EF: Other companies report that during the pandemic a lot of capacity was allocated to vaccines, and now they have an overcapacity that they are trying to find a market for. What are your ambitions for the rest of the region and what was the kickstart for that?
We suspended the production of several products to focus on the pandemic, now we have changed our production plans again and are resuming the manufacture of items we previously produced. We continue to manufacture products that are mostly used for anaesthesia, as well as other injectables for the Brazilian market that we have the capacity to produce. We have international ambitions, having previously worked with distributors throughout Latin America, we are now creating our own structure to distribute our products. Our focus will continue predominantly on public health and the hospital market. In terms of our international growth, we already have companies located in Argentina and Chile, and we are in the process of making acquisitions across Latin America to accelerate the process. Discussions are ongoing, perhaps in the coming weeks, we can announce the result of one that is approaching completion. We intend to expand Cristália and our business model to all Latin American countries.
EF: Where will we see Cristália growing? What is there to be excited about in terms of products and partnerships?
We also work with technological products and have had plans nationally approved to produce biotechnology products. We have been working in biotech for the past 50 years, so we have the capacity to do this. Biotechnology is the future of the health industry, we have developments and projects in this sector and I think this will be a solid reason for future investment.
EF: What does the future of Brazil’s pharma sector look like? And what advice could be given to a new administration?

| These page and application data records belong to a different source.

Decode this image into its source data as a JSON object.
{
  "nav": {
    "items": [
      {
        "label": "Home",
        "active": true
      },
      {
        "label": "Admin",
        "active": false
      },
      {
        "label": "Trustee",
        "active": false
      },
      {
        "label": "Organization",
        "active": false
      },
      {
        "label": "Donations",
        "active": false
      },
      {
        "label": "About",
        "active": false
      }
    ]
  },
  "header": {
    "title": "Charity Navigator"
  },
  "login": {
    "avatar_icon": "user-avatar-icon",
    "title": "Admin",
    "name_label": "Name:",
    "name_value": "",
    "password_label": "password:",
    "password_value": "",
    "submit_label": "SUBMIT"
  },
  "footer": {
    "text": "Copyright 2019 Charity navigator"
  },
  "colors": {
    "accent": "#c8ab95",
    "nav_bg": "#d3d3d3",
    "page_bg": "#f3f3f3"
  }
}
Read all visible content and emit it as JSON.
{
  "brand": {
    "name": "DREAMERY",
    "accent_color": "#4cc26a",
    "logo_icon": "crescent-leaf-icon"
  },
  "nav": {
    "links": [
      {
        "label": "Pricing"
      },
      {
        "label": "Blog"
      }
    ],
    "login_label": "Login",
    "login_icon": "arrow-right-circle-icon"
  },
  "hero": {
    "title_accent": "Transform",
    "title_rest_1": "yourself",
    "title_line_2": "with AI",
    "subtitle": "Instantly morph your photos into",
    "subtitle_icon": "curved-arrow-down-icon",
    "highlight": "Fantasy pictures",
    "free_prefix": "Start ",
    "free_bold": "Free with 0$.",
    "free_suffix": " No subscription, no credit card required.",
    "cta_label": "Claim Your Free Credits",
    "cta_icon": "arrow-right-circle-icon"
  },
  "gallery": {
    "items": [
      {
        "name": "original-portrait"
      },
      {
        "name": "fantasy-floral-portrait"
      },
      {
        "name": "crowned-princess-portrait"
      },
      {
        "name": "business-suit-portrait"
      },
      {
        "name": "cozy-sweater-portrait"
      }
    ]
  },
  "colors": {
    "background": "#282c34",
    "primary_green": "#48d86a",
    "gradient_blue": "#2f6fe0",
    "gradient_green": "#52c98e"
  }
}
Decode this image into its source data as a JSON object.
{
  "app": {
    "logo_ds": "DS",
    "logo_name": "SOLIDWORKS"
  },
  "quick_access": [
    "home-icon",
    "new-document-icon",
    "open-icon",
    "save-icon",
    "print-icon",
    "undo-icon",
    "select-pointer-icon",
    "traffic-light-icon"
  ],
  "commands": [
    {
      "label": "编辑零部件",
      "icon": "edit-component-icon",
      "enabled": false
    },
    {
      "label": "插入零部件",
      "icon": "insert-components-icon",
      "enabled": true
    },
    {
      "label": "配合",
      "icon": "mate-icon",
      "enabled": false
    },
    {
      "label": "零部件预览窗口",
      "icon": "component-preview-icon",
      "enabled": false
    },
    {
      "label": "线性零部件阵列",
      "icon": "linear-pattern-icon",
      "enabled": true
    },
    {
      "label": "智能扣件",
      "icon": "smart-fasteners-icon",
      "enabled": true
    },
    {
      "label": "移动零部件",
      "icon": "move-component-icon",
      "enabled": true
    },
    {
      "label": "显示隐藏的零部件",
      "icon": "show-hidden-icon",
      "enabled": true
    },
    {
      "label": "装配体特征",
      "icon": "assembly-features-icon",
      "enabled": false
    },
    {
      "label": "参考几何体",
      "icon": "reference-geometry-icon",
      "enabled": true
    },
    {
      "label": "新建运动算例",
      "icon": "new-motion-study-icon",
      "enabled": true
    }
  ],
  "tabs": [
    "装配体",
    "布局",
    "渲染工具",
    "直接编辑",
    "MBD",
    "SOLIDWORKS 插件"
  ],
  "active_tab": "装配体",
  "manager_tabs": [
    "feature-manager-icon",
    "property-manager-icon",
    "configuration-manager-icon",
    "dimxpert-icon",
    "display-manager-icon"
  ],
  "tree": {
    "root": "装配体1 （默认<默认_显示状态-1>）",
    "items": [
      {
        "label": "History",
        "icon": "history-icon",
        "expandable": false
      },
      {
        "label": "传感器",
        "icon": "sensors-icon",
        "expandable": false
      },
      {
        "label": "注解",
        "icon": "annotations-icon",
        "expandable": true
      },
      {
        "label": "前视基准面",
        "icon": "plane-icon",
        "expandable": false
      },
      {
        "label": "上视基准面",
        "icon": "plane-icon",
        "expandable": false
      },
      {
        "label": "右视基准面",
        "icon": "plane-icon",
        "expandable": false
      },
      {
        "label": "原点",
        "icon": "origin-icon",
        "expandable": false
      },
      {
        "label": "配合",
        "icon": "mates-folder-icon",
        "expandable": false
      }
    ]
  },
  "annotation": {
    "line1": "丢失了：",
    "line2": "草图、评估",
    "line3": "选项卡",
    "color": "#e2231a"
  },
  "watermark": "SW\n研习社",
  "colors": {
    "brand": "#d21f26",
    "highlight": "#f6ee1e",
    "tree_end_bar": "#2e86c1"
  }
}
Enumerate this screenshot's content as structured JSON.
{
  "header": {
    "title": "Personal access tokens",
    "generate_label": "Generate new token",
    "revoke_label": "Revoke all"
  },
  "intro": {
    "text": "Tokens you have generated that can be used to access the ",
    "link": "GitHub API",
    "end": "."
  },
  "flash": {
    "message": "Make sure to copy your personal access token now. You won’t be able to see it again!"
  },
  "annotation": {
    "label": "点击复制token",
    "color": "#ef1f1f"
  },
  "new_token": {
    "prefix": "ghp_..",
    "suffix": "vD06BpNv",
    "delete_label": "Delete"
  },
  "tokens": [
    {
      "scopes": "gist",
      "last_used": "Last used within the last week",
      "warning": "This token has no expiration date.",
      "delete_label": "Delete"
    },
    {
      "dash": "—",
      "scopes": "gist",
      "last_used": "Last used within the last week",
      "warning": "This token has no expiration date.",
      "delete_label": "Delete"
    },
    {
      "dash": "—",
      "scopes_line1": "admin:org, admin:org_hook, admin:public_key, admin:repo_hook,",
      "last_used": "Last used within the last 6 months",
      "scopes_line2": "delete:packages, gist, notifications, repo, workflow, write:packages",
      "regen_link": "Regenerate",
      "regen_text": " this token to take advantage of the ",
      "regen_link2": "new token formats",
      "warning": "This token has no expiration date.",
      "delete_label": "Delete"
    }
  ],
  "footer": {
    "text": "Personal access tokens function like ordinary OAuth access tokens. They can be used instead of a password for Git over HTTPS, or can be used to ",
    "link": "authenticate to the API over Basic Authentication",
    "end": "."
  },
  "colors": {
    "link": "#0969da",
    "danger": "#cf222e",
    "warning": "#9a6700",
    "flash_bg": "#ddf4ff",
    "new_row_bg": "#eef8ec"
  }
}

One of the lessons that we should learn from the pandemic is that we must take care of our industrial health complex. If you don’t have the capability to produce and develop, you will become dependent on other countries. During the pandemic, we saw many countries close their borders, which restricted the availability of certain products because they were focused on serving their own market. It is a discussion that we will have in Brazil after the elections, along with other issues we face in this country, such as the economy, employment, inflation, and growth. Once the election has taken place, we will discuss the health sector and the health complex, how to meet the demands of the Health Minister, and the public policy of the government. It will vary depending on the data that we collect, maybe the situation will differ depending on the party that gains the majority vote. The election is nationally significant, as it has a telling impact on the political policy and the healthcare sector as a whole.
EF: Cristália is celebrating your 50 years in Brazil, what would your speech look like? What would you want to say to your employees and to the public regarding your long trajectory in Cristália and the work you have done?
We are in a changing world and market, and we are focussed on adapting to this fast-changing space. The market is growing from a mature phase, which means in the future we will see fewer companies prepared to compete. It will be a world with fewer, yet larger, companies that operate more efficiently. I would like to maintain a level of trust in us and to continue working towards a better world for us all.